According to TechCrunch, investment firm Alitheia Capital led the funding round via its uMunthu Fund, with participation from other investors such as Bamboo Capital Partners, Accion Venture Lab and Flourish Ventures.
“Lidya is tackling the fundamental challenge of providing access to credit for dynamic small and growing businesses that otherwise have limited options for financing working capital to scale their businesses in Africa and Europe,” Alitheia Capital co-founder and managing director Tokunboh Ishmael said in a statement. “Alitheia Capital and Goodwell are pleased to be backing a team whose mission aligns with our objective of driving growth and social impact by enabling access and inclusion to finance and financial services.”
In addition to its latest round, Lidya has raised a total of $16.5 million to date from its 2017 $1.3 million seed round and $6.9 million Series A secured in 2018.
TechCrunch reports that co-founders Tunde Kehinde and Ercin Eksin launched their startup as a digital SME lending platform to help solve credit and financing issues back in 2016. Thus allowing businesses to create accounts and apply for loans ranging from $500 to $50,000 with 24-hour approval turnaround times.
They recognized this issue while working at their previous company, Africa Courier Express (ACE), and decided there was a need to offer lending services to the company’s clients. However, instead of entering new African markets as expected of the platform, Lidya co-founders decided to expand to Europe.
“We wanted to build a global business from day one given the size of the problem where there is a $3 trillion credit gap,” CEO Kehinde told TechCrunch. “We challenged ourselves not to limit ourselves to one market and went through some data before expanding to Europe.”

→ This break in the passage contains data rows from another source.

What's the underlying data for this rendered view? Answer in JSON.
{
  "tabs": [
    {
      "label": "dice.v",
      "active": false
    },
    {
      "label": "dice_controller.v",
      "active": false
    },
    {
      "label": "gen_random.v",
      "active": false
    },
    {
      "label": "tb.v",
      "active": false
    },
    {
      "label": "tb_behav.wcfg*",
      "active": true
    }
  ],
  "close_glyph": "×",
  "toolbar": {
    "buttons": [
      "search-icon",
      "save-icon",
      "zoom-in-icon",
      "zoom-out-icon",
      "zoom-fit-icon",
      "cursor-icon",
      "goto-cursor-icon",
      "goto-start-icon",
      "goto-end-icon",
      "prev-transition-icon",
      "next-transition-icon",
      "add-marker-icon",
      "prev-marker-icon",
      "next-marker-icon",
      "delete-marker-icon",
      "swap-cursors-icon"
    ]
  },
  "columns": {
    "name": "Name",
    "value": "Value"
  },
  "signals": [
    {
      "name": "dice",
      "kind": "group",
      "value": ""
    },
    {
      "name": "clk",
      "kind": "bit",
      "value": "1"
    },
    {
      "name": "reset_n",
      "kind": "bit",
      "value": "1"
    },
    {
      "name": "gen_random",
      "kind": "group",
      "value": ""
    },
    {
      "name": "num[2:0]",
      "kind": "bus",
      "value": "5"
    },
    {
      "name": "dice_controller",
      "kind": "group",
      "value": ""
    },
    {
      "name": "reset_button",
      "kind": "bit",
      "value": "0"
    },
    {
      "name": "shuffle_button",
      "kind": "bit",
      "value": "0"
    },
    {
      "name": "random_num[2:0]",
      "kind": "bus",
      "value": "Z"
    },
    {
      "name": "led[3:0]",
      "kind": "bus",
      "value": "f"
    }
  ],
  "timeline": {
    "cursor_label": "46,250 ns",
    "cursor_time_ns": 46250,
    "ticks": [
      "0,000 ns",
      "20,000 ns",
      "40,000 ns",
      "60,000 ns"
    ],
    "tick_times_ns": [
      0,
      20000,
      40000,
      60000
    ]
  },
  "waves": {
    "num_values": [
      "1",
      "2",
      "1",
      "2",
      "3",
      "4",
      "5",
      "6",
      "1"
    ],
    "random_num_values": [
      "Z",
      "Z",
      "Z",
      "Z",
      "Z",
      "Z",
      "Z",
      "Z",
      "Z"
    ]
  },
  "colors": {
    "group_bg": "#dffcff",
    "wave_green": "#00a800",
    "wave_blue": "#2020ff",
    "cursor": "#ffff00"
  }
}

Rarely do we see expansion moves from African startups to European markets, but Kehinde is excited about the startup’s five-year progress and says there is more to come from it in the future.
“We’re really excited about the fact that we started in Nigeria and now our product is live in two European countries,” he said to TechCrunch. “Typically people come into Nigeria from other parts of the world but we’ve gone from Nigeria to other parts. We’re proud of the traction we’ve gotten in our push to build the biggest finance house for SMEs in our markets.”
With this new raise, Lidya plans to solidify its presence in its three keyy markets (including Poland and the Czech Republic). The investment also prompts adjustments for the company’s leadership structure in which co-founder Eksin has left Lidya to pursue other projects while Kehinde will stay on as the sole CEO.
Additionally, Lidya will be growing its teams in Lagos, Prague and Warsaw and use a portion of the new funds to support lines of credit as part of the company’s mission.